* **TASK TO COMPLETE**:
What you return must match the records below exactly, apart from the omitted pictures.

Items from a dataset:
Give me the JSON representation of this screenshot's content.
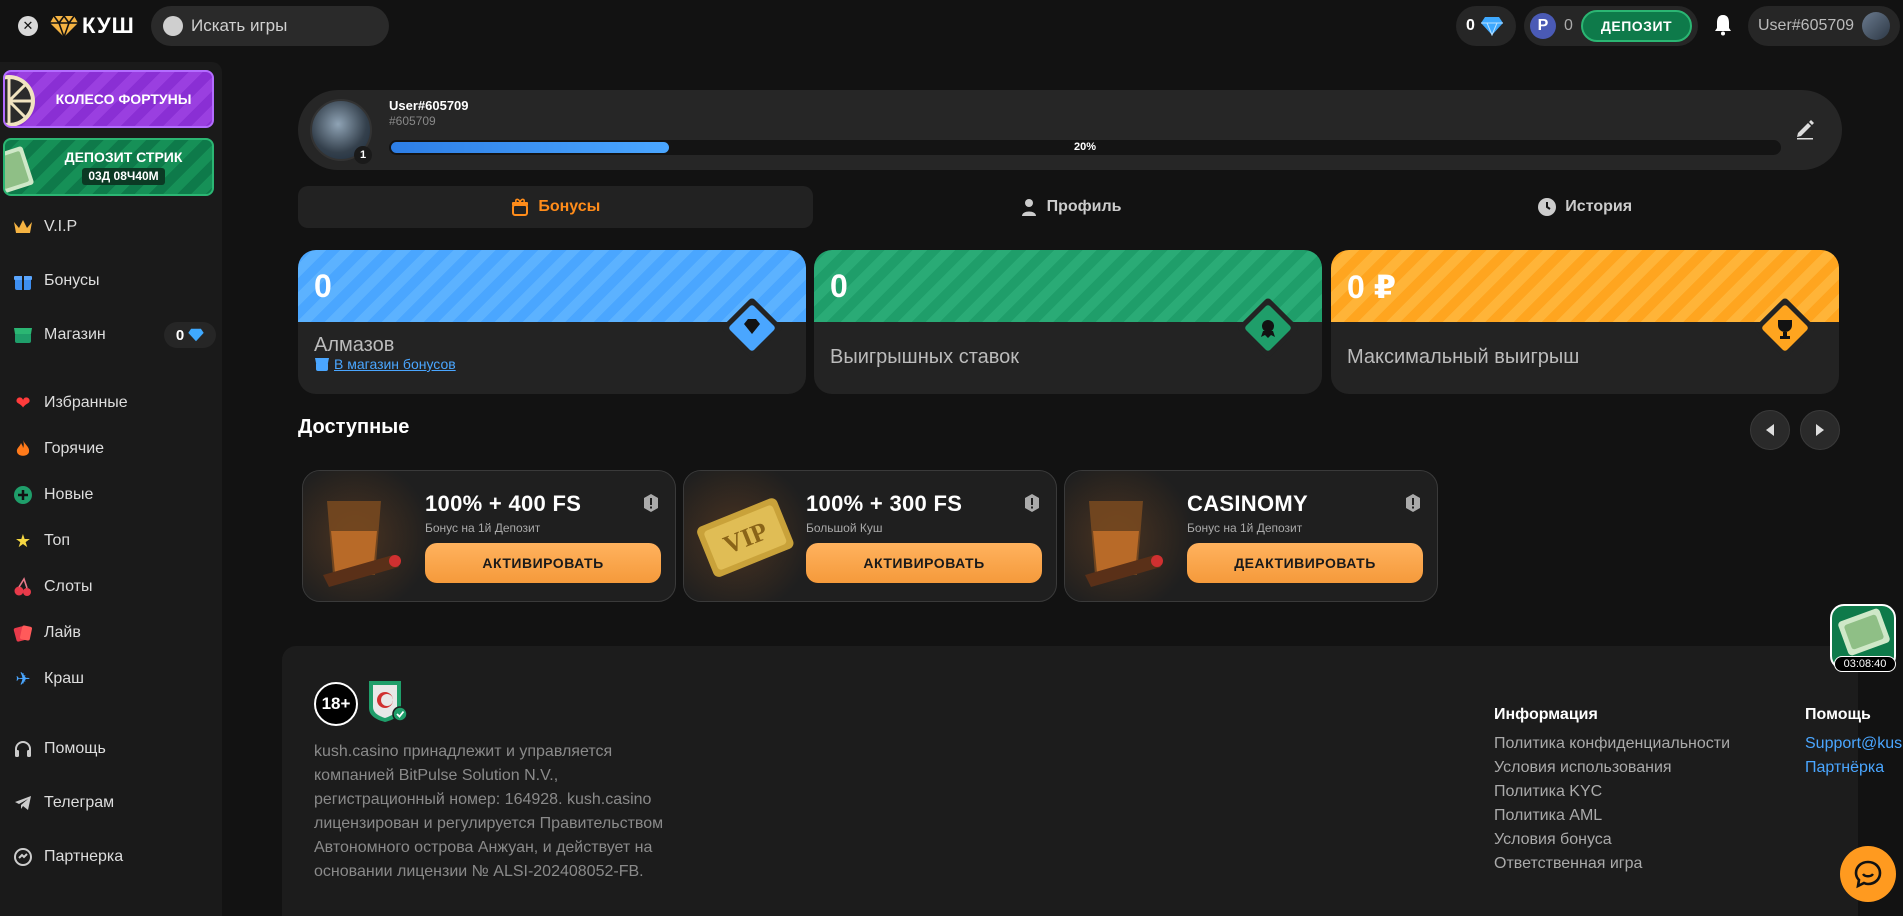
{
  "header": {
    "logo_text": "КУШ",
    "search_placeholder": "Искать игры",
    "gems_count": "0",
    "wallet_currency_symbol": "P",
    "wallet_amount": "0",
    "deposit_label": "ДЕПОЗИТ",
    "username": "User#605709"
  },
  "sidebar": {
    "promo_wheel": "КОЛЕСО ФОРТУНЫ",
    "promo_streak": "ДЕПОЗИТ СТРИК",
    "promo_streak_timer": "03Д 08Ч40М",
    "items": [
      {
        "label": "V.I.P",
        "icon": "crown-icon"
      },
      {
        "label": "Бонусы",
        "icon": "gift-icon"
      },
      {
        "label": "Магазин",
        "icon": "shop-icon",
        "badge": "0"
      },
      {
        "label": "Избранные",
        "icon": "heart-icon"
      },
      {
        "label": "Горячие",
        "icon": "fire-icon"
      },
      {
        "label": "Новые",
        "icon": "plus-icon"
      },
      {
        "label": "Топ",
        "icon": "star-icon"
      },
      {
        "label": "Слоты",
        "icon": "cherry-icon"
      },
      {
        "label": "Лайв",
        "icon": "cards-icon"
      },
      {
        "label": "Краш",
        "icon": "plane-icon"
      },
      {
        "label": "Помощь",
        "icon": "headphones-icon"
      },
      {
        "label": "Телеграм",
        "icon": "telegram-icon"
      },
      {
        "label": "Партнерка",
        "icon": "partner-icon"
      }
    ]
  },
  "profile": {
    "name": "User#605709",
    "id": "#605709",
    "level": "1",
    "progress_percent": 20,
    "progress_label": "20%"
  },
  "tabs": [
    {
      "label": "Бонусы",
      "active": true
    },
    {
      "label": "Профиль",
      "active": false
    },
    {
      "label": "История",
      "active": false
    }
  ],
  "stats": [
    {
      "value": "0",
      "label": "Алмазов",
      "link": "В магазин бонусов",
      "color": "#4aa6ff"
    },
    {
      "value": "0",
      "label": "Выигрышных ставок",
      "color": "#1f9e6a"
    },
    {
      "value": "0 ₽",
      "label": "Максимальный выигрыш",
      "color": "#ffa51f"
    }
  ],
  "available": {
    "title": "Доступные",
    "bonuses": [
      {
        "title": "100% + 400 FS",
        "subtitle": "Бонус на 1й Депозит",
        "button": "АКТИВИРОВАТЬ"
      },
      {
        "title": "100% + 300 FS",
        "subtitle": "Большой Куш",
        "button": "АКТИВИРОВАТЬ"
      },
      {
        "title": "CASINOMY",
        "subtitle": "Бонус на 1й Депозит",
        "button": "ДЕАКТИВИРОВАТЬ"
      }
    ]
  },
  "footer": {
    "age": "18+",
    "about": "kush.casino принадлежит и управляется компанией BitPulse Solution N.V., регистрационный номер: 164928. kush.casino лицензирован и регулируется Правительством Автономного острова Анжуан, и действует на основании лицензии № ALSI-202408052-FB.",
    "info_title": "Информация",
    "info_links": [
      "Политика конфиденциальности",
      "Условия использования",
      "Политика KYC",
      "Политика AML",
      "Условия бонуса",
      "Ответственная игра"
    ],
    "help_title": "Помощь",
    "help_links": [
      "Support@kush.casino",
      "Партнёрка"
    ]
  },
  "floating": {
    "streak_timer": "03:08:40"
  },
  "colors": {
    "accent": "#ff8c1a",
    "deposit": "#0e7a4a",
    "link": "#4aa6ff"
  }
}
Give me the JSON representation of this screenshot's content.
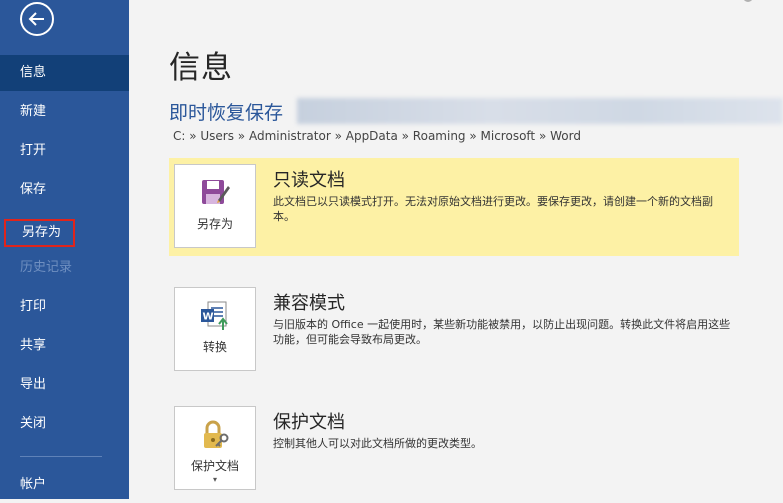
{
  "sidebar": {
    "items": [
      {
        "label": "信息"
      },
      {
        "label": "新建"
      },
      {
        "label": "打开"
      },
      {
        "label": "保存"
      },
      {
        "label": "另存为"
      },
      {
        "label": "历史记录"
      },
      {
        "label": "打印"
      },
      {
        "label": "共享"
      },
      {
        "label": "导出"
      },
      {
        "label": "关闭"
      },
      {
        "label": "帐户"
      }
    ]
  },
  "main": {
    "title": "信息",
    "recover_title": "即时恢复保存",
    "path": "C: » Users » Administrator » AppData » Roaming » Microsoft » Word",
    "cards": [
      {
        "tile_label": "另存为",
        "heading": "只读文档",
        "description": "此文档已以只读模式打开。无法对原始文档进行更改。要保存更改，请创建一个新的文档副本。"
      },
      {
        "tile_label": "转换",
        "heading": "兼容模式",
        "description": "与旧版本的 Office 一起使用时，某些新功能被禁用，以防止出现问题。转换此文件将启用这些功能，但可能会导致布局更改。"
      },
      {
        "tile_label": "保护文档",
        "tile_caret": "▾",
        "heading": "保护文档",
        "description": "控制其他人可以对此文档所做的更改类型。"
      }
    ]
  },
  "colors": {
    "sidebar_bg": "#2b579a",
    "sidebar_active": "#124078",
    "readonly_card_bg": "#fdf1a5",
    "highlight_border": "#e0241b"
  }
}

* **EXERCISE OUTPUT**:
Give me the JSON representation of this screenshot's content.
{
  "header": {
    "logo_text": "КУШ",
    "search_placeholder": "Искать игры",
    "gems_count": "0",
    "wallet_currency_symbol": "P",
    "wallet_amount": "0",
    "deposit_label": "ДЕПОЗИТ",
    "username": "User#605709"
  },
  "sidebar": {
    "promo_wheel": "КОЛЕСО ФОРТУНЫ",
    "promo_streak": "ДЕПОЗИТ СТРИК",
    "promo_streak_timer": "03Д 08Ч40М",
    "items": [
      {
        "label": "V.I.P",
        "icon": "crown-icon"
      },
      {
        "label": "Бонусы",
        "icon": "gift-icon"
      },
      {
        "label": "Магазин",
        "icon": "shop-icon",
        "badge": "0"
      },
      {
        "label": "Избранные",
        "icon": "heart-icon"
      },
      {
        "label": "Горячие",
        "icon": "fire-icon"
      },
      {
        "label": "Новые",
        "icon": "plus-icon"
      },
      {
        "label": "Топ",
        "icon": "star-icon"
      },
      {
        "label": "Слоты",
        "icon": "cherry-icon"
      },
      {
        "label": "Лайв",
        "icon": "cards-icon"
      },
      {
        "label": "Краш",
        "icon": "plane-icon"
      },
      {
        "label": "Помощь",
        "icon": "headphones-icon"
      },
      {
        "label": "Телеграм",
        "icon": "telegram-icon"
      },
      {
        "label": "Партнерка",
        "icon": "partner-icon"
      }
    ]
  },
  "profile": {
    "name": "User#605709",
    "id": "#605709",
    "level": "1",
    "progress_percent": 20,
    "progress_label": "20%"
  },
  "tabs": [
    {
      "label": "Бонусы",
      "active": true
    },
    {
      "label": "Профиль",
      "active": false
    },
    {
      "label": "История",
      "active": false
    }
  ],
  "stats": [
    {
      "value": "0",
      "label": "Алмазов",
      "link": "В магазин бонусов",
      "color": "#4aa6ff"
    },
    {
      "value": "0",
      "label": "Выигрышных ставок",
      "color": "#1f9e6a"
    },
    {
      "value": "0 ₽",
      "label": "Максимальный выигрыш",
      "color": "#ffa51f"
    }
  ],
  "available": {
    "title": "Доступные",
    "bonuses": [
      {
        "title": "100% + 400 FS",
        "subtitle": "Бонус на 1й Депозит",
        "button": "АКТИВИРОВАТЬ"
      },
      {
        "title": "100% + 300 FS",
        "subtitle": "Большой Куш",
        "button": "АКТИВИРОВАТЬ"
      },
      {
        "title": "CASINOMY",
        "subtitle": "Бонус на 1й Депозит",
        "button": "ДЕАКТИВИРОВАТЬ"
      }
    ]
  },
  "footer": {
    "age": "18+",
    "about": "kush.casino принадлежит и управляется компанией BitPulse Solution N.V., регистрационный номер: 164928. kush.casino лицензирован и регулируется Правительством Автономного острова Анжуан, и действует на основании лицензии № ALSI-202408052-FB.",
    "info_title": "Информация",
    "info_links": [
      "Политика конфиденциальности",
      "Условия использования",
      "Политика KYC",
      "Политика AML",
      "Условия бонуса",
      "Ответственная игра"
    ],
    "help_title": "Помощь",
    "help_links": [
      "Support@kush.casino",
      "Партнёрка"
    ]
  },
  "floating": {
    "streak_timer": "03:08:40"
  },
  "colors": {
    "accent": "#ff8c1a",
    "deposit": "#0e7a4a",
    "link": "#4aa6ff"
  }
}
Give me the JSON representation of this screenshot's content.
{
  "sidebar": {
    "items": [
      {
        "label": "信息"
      },
      {
        "label": "新建"
      },
      {
        "label": "打开"
      },
      {
        "label": "保存"
      },
      {
        "label": "另存为"
      },
      {
        "label": "历史记录"
      },
      {
        "label": "打印"
      },
      {
        "label": "共享"
      },
      {
        "label": "导出"
      },
      {
        "label": "关闭"
      },
      {
        "label": "帐户"
      }
    ]
  },
  "main": {
    "title": "信息",
    "recover_title": "即时恢复保存",
    "path": "C: » Users » Administrator » AppData » Roaming » Microsoft » Word",
    "cards": [
      {
        "tile_label": "另存为",
        "heading": "只读文档",
        "description": "此文档已以只读模式打开。无法对原始文档进行更改。要保存更改，请创建一个新的文档副本。"
      },
      {
        "tile_label": "转换",
        "heading": "兼容模式",
        "description": "与旧版本的 Office 一起使用时，某些新功能被禁用，以防止出现问题。转换此文件将启用这些功能，但可能会导致布局更改。"
      },
      {
        "tile_label": "保护文档",
        "tile_caret": "▾",
        "heading": "保护文档",
        "description": "控制其他人可以对此文档所做的更改类型。"
      }
    ]
  },
  "colors": {
    "sidebar_bg": "#2b579a",
    "sidebar_active": "#124078",
    "readonly_card_bg": "#fdf1a5",
    "highlight_border": "#e0241b"
  }
}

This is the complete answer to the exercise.